There was a greater amount of medial meniscal (107 tears) compared with lateral meniscal (78 tears) pathology confirmed by arthroscopy. Clinically, medial pathology (143 tears suspected) was overdiagnosed while lateral pathology (66 tears suspected) tendered to be under diagnosed (Graph 1).
Individual meniscal lesions
The most common meniscal tear was the posterior horn of the medial meniscus (29 tears), which corresponds with the literature13, this was also the most accurately diagnosed lesion. The most commonly misdiagnosed lesion was a radial tear of the lateral meniscus (15 out of 22 tears misdiagnosed), despite the fact that lateral meniscal pathology is more accurately predictable with clinical examination. The most likely reason for this is that lateral meniscal pathology, is only 41% clinically sensitive and therefore many lesions are missed.
Health care provider
Although the Orthopaedic consultants obtained a higher positive predictive value (71.4%) as opposed to the junior doctor (64.7%) there is no statistical difference in the clinical accuracy of diagnosing meniscal pathology between the two health care providers (p>0.05). All levels of health care providers, using simple, recognized clinical examination techniques, are capable of making a reliable and accurate clinical diagnosis of meniscal injuries.

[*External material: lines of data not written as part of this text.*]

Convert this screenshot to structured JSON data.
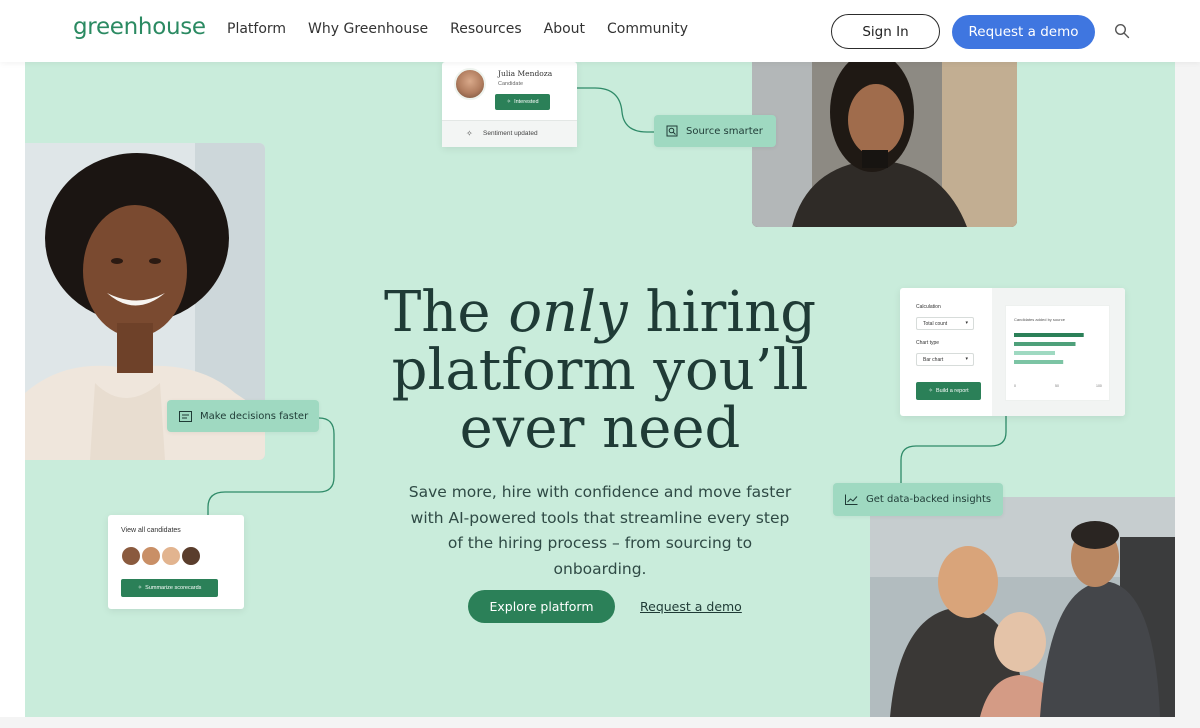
{
  "header": {
    "logo": "greenhouse",
    "nav": [
      "Platform",
      "Why Greenhouse",
      "Resources",
      "About",
      "Community"
    ],
    "sign_in": "Sign In",
    "request_demo": "Request a demo",
    "search_icon": "search-icon"
  },
  "hero": {
    "headline_the": "The",
    "headline_only": "only",
    "headline_rest1": "hiring",
    "headline_line2": "platform you’ll",
    "headline_line3": "ever need",
    "subtext": "Save more, hire with confidence and move faster with AI-powered tools that streamline every step of the hiring process – from sourcing to onboarding.",
    "explore_button": "Explore platform",
    "demo_link": "Request a demo"
  },
  "cards": {
    "candidate": {
      "name": "Julia Mendoza",
      "role": "Candidate",
      "badge": "Interested",
      "footer": "Sentiment updated"
    },
    "source_smarter": "Source smarter",
    "make_decisions": "Make decisions faster",
    "insights": "Get data-backed insights",
    "report": {
      "calculation_label": "Calculation",
      "calculation_value": "Total count",
      "chart_type_label": "Chart type",
      "chart_type_value": "Bar chart",
      "build_button": "Build a report",
      "chart_title": "Candidates added by source",
      "bar_fractions": [
        0.85,
        0.75,
        0.5,
        0.6
      ],
      "ticks": [
        "0",
        "50",
        "100"
      ]
    },
    "candidates": {
      "title": "View all candidates",
      "button": "Summarize scorecards"
    }
  },
  "colors": {
    "hero_bg": "#c9ecdb",
    "brand_green": "#2b8058",
    "pill_green": "#9fd9c1",
    "blue_button": "#3f76e0"
  }
}
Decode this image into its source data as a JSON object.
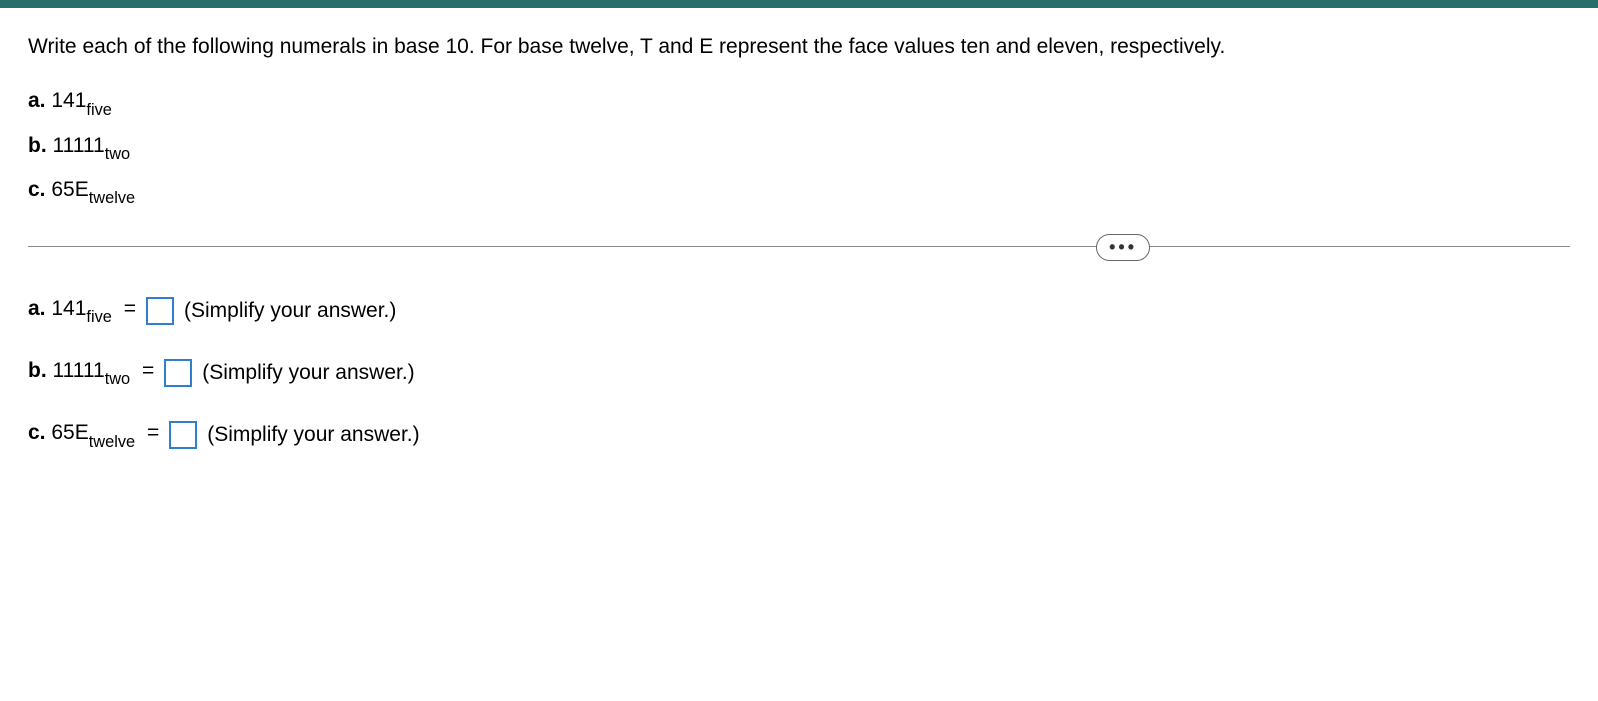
{
  "instruction": "Write each of the following numerals in base 10. For base twelve, T and E represent the face values ten and eleven, respectively.",
  "problems": {
    "a": {
      "label": "a.",
      "value": "141",
      "base": "five"
    },
    "b": {
      "label": "b.",
      "value": "11111",
      "base": "two"
    },
    "c": {
      "label": "c.",
      "value": "65E",
      "base": "twelve"
    }
  },
  "equals": "=",
  "hint": "(Simplify your answer.)",
  "more": "..."
}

Another goal of this study was to compare efficacy and cost between clinical examination and Magnetic Resonance Imaging (MRI). Although MRI is a non-invasive investigation it is purely diagnostic and any diagnosed meniscal pathology would necessitate further surgical intervention. In South African Government Hospitals the cost of a knee MRI scan (code P6235), is R3824, and the total price for a knee arthroscopy and menisectomy (including surgery, anaesthetic and day theatre, code P0667 and P0673) is R4860 (any surgical complications and their subsequent costs have not been taken into consideration). In this study 295 patients underwent arthroscopy, at a total cost of R1433700. If all patients underwent MRI initially, the cost would have been R1128080, but all positive findings would then require surgical management. In this study there were 185 confirmed meniscal tears (Even if it is assumed that MRI has a 100% accuracy, which in the best results of previous studies9 is know only to have a positive predictive value of 74% and negative predictive value of 100%). This would result in a further cost of R899100 for curative arthroscopic treatment of the meniscal pathology, giving a total cost of R2027180. If all suspected meniscal injuries in this study underwent a MRI scan, it would have cost an additional R593480 (30% cost increase).
Through the outcome of this study at 2nd Military Hospital, the author is of the opinion that clinical evaluation alone is sufficient to diagnose meniscal pathology accurately and consistently, regardless the experience of the examiner. Specialized tertiary investigations (e.g. MRI) provide no diagnostic or financial benefit for the patient.